What Is a Study Protocol?
A protocol is a plan that explains how the trial will work, what will be done during the trial, and why. The trial sponsor, often the pharmaceutical company that develops the therapy or medication, designs the protocol for the clinical trial. While designing a protocol, sponsors often work with the Foundation to get feedback from research experts and people with CF.
Key information in a protocol includes:
- How many people will participate
- Who is eligible to participate
- What tests participants will get and how often
- What type of data will be collected
- How long the study will last
- What medication and dosages participants will receive, if appropriate
The protocol must go through many layers of review before a study can begin. Once a protocol is approved, the sponsor chooses principal investigators to run the trial. Each investigator follows the same protocol to ensure that the study is conducted in the same way at each participating center.
Ensuring Trials are Unbiased
Bias refers to human choices or other factors (unrelated to the protocol) that might affect a trial's results. For example, if doctors could choose which people to assign to comparison groups in a study, some might assign sicker people to the treatment group and healthier people to the placebo group. The doctors might not even realize they are doing this, and it could affect trial results.
Researchers can avoid bias by designing a study in a certain way:
- Randomization helps ensure that researchers don't introduce bias into the trial. In many clinical trials that test the effectiveness of a medication, half of the participants receive the medication in question. The other half receive a placebo, which contains no medication. Randomization involves assigning participants to these comparison groups by chance, rather than choice.
- Blinding can also help avoid bias. In a blinded trial, researchers will not know which participants are receiving treatment and which ones are receiving a placebo.
Who Can Participate?
All clinical trials have guidelines about who can join, known as inclusion and exclusion criteria. These criteria exist to ensure that the trial results are accurate and useful, and also to protect participant's safety. Criteria are based on factors such as:
- CFTR mutation
- Current state of health
- Previous treatment history
- Other medical conditions
The criteria depend on the type of trial. For example, if researchers are testing how well a particular antibiotic works in fighting Pseudomonas aeruginosa, then the trial would have inclusion criteria specifying that only people with CF who are infected with that bacterium can join the trial. Those who do not have that bacterial infection would be excluded from the trial.
Another example is the age requirement for a trial. Drugs work differently in kids than they do in adults. To reduce the risk for younger kids with CF who participate in a trial, drugs must first be shown to be safe and effective in adults with CF. Clinical trials for a new drug will usually start in adults 18 years and older before moving down to younger age groups.
The Four Phases of Clinical Research
For any new drug to receive approval by the U.S. Food and Drug Administration (FDA) and become available to the public, it must pass through three phases of interventional clinical trials to show that it is safe and effective in treating the disease. If the FDA approves the drug, researchers will continue to monitor for safety and effectiveness in what is known as a Phase 4 study.

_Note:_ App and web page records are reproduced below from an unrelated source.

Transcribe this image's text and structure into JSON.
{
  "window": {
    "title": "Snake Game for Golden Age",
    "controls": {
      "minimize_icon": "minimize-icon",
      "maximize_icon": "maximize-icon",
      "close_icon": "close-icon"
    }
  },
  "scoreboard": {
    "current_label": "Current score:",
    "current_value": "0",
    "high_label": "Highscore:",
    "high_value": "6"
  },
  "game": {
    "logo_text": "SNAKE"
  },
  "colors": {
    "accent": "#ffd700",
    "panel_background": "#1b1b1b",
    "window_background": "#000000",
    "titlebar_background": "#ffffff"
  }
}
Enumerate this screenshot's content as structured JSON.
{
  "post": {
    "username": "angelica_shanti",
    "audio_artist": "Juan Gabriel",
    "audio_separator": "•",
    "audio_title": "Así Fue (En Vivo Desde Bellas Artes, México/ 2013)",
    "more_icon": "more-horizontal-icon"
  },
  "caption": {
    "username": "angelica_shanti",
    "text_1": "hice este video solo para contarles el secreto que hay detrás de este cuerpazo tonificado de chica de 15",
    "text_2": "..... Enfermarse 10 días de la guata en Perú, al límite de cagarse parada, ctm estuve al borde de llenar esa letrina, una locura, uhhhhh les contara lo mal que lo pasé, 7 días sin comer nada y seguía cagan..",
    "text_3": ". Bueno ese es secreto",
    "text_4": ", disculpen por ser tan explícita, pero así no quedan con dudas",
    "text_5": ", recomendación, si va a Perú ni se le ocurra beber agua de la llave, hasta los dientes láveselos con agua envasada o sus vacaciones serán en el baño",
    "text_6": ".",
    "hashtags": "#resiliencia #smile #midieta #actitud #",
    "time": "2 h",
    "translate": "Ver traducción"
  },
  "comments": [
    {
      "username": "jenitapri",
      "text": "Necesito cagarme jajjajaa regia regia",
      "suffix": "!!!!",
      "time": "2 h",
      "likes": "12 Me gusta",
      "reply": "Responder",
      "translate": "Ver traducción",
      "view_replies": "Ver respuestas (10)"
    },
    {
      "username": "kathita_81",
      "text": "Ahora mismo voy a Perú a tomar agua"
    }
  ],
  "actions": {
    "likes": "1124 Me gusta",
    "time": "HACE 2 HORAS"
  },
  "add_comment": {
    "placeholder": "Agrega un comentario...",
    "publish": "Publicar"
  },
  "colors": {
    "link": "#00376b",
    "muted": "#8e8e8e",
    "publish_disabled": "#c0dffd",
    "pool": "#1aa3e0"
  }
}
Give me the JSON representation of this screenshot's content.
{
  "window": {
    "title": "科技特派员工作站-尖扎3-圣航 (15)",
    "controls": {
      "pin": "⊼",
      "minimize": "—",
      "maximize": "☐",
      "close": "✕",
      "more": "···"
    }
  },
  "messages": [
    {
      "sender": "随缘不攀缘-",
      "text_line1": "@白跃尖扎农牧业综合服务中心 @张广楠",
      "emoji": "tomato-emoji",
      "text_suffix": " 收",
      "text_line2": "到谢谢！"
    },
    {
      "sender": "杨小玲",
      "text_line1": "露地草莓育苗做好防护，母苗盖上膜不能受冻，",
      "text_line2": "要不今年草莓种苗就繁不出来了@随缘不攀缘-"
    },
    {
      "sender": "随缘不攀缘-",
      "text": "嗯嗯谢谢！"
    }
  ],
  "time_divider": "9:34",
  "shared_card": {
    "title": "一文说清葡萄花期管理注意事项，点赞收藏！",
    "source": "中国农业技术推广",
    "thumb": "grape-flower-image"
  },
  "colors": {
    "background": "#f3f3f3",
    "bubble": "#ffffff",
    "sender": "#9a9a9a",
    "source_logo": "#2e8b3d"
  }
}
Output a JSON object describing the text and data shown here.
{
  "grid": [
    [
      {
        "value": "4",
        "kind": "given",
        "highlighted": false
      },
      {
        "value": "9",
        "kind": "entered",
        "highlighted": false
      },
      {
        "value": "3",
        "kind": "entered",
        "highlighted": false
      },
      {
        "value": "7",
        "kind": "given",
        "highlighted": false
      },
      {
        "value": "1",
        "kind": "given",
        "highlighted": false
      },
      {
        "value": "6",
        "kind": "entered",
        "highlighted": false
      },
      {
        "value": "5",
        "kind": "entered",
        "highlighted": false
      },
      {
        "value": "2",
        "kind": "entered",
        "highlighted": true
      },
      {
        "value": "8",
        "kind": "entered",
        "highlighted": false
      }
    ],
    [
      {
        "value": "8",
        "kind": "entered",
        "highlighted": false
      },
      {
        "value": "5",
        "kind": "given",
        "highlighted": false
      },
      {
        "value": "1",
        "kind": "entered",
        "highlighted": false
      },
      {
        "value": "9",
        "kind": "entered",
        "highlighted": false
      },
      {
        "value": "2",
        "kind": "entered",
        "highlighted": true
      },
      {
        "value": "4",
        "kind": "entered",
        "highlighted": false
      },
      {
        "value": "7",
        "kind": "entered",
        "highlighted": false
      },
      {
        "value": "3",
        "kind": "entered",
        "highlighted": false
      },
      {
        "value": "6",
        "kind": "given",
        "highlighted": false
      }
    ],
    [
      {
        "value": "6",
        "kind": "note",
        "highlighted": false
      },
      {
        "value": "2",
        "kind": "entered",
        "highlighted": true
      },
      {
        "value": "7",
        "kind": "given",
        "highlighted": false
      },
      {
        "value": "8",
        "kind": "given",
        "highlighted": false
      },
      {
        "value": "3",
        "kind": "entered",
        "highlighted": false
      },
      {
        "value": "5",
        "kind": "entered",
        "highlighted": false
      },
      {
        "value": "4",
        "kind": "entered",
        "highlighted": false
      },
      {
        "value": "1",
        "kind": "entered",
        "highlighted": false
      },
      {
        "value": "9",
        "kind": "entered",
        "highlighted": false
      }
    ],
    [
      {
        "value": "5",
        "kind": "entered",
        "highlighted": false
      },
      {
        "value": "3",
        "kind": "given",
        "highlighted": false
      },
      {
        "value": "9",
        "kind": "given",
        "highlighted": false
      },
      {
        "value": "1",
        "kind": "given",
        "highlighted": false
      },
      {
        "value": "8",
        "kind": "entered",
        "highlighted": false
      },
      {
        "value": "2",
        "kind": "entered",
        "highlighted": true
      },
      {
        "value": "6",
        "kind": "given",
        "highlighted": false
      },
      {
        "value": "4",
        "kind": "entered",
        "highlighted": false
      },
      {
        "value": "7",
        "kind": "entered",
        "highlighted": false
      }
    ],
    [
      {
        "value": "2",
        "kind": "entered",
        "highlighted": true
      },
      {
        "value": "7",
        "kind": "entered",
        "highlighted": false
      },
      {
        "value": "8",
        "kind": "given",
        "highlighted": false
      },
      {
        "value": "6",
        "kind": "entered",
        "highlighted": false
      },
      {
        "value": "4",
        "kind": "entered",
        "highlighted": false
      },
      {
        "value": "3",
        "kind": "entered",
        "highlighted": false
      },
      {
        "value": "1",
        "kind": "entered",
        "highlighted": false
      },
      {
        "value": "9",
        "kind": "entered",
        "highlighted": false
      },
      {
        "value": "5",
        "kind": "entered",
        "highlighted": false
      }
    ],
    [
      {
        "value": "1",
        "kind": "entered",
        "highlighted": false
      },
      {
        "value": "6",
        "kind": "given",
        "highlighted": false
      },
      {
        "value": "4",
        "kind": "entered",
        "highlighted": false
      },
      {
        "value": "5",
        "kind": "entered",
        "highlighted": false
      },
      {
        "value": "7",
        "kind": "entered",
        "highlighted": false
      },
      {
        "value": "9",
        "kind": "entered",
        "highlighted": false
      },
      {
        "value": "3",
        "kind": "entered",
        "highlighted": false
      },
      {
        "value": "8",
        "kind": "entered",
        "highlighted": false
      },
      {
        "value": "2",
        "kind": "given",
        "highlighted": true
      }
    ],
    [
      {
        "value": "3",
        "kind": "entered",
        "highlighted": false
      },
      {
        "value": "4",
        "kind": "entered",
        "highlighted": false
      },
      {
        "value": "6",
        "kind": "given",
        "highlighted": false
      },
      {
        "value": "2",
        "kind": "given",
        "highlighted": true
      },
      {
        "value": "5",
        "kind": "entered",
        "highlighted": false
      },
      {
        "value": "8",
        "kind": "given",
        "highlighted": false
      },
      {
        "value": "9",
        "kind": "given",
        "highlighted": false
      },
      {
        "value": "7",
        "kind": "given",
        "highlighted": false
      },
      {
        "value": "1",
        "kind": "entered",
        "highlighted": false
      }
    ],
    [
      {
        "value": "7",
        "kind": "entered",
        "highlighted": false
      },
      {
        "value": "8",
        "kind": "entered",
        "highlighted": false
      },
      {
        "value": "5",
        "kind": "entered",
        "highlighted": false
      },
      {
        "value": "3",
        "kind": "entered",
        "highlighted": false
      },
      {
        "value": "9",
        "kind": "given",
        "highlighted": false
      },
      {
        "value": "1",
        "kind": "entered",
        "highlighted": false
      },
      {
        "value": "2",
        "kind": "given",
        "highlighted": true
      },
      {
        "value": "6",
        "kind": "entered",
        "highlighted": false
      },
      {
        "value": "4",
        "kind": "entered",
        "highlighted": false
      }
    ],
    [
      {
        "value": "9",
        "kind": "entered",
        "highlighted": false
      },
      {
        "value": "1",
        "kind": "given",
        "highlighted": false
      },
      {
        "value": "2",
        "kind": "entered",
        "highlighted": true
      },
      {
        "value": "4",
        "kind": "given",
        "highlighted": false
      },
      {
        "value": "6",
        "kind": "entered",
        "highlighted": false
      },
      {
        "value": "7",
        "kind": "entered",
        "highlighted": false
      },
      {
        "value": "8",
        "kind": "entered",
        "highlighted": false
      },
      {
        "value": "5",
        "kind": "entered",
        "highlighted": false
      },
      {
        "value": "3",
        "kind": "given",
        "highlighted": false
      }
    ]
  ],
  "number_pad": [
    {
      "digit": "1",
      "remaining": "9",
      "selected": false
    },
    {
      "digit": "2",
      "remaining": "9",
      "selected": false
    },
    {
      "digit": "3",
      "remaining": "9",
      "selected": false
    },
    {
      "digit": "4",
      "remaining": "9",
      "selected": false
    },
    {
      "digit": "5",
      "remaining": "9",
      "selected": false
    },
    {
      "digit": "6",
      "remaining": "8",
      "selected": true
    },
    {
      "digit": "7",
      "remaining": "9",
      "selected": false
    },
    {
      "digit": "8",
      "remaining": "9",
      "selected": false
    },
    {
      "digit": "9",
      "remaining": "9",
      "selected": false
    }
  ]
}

The infographic below shows a breakdown of the questions that researchers try to answer, the number of participants needed, and the length of participation for each phase of research.
Please note that the length of time refers to the time it takes to participate in a trial, not the entire length of the phase. It takes additional time to enroll participants and to process and analyze the results of each phase. All told, it typically takes 10 to 14 years from the time a drug is discovered in a laboratory to its possible approval by the FDA for people with CF.
About Study Sponsors
Clinical research can be sponsored (i.e., paid for) in part or entirely by any number of organizations or individuals. For example, medical institutions, universities, foundations, voluntary groups, drug companies, and federal agencies, such as the National Institutes of Health (NIH), all sponsor research.
The CF Foundation is the primary supporter of CF research in the United States. Nearly all approved CF therapies available today were made possible because of research funded by the Foundation.
We facilitate and financially support clinical trials through our Therapeutics Development Network (TDN), which is made up of CF care centers with an expertise in clinical research.